Anita Louise Art is dedicated to art education, great artists, and inspiring others to find and create their art. We love art that uplifts and inspires. #ArtToMakeYouSmile! #ArtToMakeYouHappy!
If you are interested to see any of my art, you can find out more by clicking here. If you are interested in what inspires me and my paintings, you can discover more by clicking here.
We have a free newsletter and would love you to be part of our community; you can subscribe to the newsletter by clicking here. If you have any questions, I would be happy to talk to you. You can reach me, Anita, by clicking here.
Subscribe to our Anita Louise Art YouTube Channel with great videos and information by clicking here.
Join us for our podcast “5 Minutes With Art.” Spend just 5 minutes a week with us to discover and learn about great art and artists. You can find out more about our podcast by clicking here.
How Did Vincent Van Gogh’s Paintings Become Famous?
Vincent van Gogh’s painting became famous because his sister-in-law took it upon herself after his death and the death of her husband Theo to find a way to get his paintings and name out to the world. She was brilliant and savvy in how she did this. By the time she died in 1925, Vicent van Gogh was world renown.
By clicking here, you can learn more by reading How Did Vincent Van Gogh’s Paintings Become Famous?.
Why Is Van Gogh Considered Such a Great Artist?
Many things make Vincent Van Gogh unique and great as an artist. He had a great way to use color in his heart, but more than that, he was an artist who set and paved the way, and his brushstroke technique used color and his design ability. What is interesting about all this he did this as a self-taught artist.
By clicking here, you can discover more by reading Why Is Van Gogh Considered Such a Great Artist?
How Much Is Van Gogh’s Starry Night Worth?
Van Gogh used color, form, and emotions in his art. He had a bright palette that was individualized for his time. Even though he did not see a lot of success during his life after he died, the impact of his art can be seen in both the Expressionism and Fauvism movements that were taking place in Europe.
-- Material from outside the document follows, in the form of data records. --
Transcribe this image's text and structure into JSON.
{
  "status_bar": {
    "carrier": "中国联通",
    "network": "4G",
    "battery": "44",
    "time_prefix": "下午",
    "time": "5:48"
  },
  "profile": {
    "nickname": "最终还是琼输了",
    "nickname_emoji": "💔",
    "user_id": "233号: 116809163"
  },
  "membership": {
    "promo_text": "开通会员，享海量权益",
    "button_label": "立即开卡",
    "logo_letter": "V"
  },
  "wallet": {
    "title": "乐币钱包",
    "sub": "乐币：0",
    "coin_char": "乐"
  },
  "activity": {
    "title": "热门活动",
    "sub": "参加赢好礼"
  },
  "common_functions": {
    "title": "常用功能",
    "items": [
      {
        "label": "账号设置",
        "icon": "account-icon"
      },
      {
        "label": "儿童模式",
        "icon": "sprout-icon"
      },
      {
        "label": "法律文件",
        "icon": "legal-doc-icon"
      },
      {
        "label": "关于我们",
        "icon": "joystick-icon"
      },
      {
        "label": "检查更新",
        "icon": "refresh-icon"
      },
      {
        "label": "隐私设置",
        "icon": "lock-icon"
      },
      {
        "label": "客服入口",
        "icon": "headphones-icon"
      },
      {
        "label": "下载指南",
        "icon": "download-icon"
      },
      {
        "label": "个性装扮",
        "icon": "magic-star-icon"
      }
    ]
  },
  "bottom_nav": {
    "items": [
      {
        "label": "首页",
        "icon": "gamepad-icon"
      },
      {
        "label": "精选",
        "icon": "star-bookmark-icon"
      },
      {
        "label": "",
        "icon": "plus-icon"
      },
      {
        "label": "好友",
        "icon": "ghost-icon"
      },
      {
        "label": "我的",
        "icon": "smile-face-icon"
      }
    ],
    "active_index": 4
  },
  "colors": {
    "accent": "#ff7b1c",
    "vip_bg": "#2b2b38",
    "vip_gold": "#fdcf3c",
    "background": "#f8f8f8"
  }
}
By clicking here, you can learn more by reading How Much Is Van Gogh’s Starry Night Worth?, And Other Facts.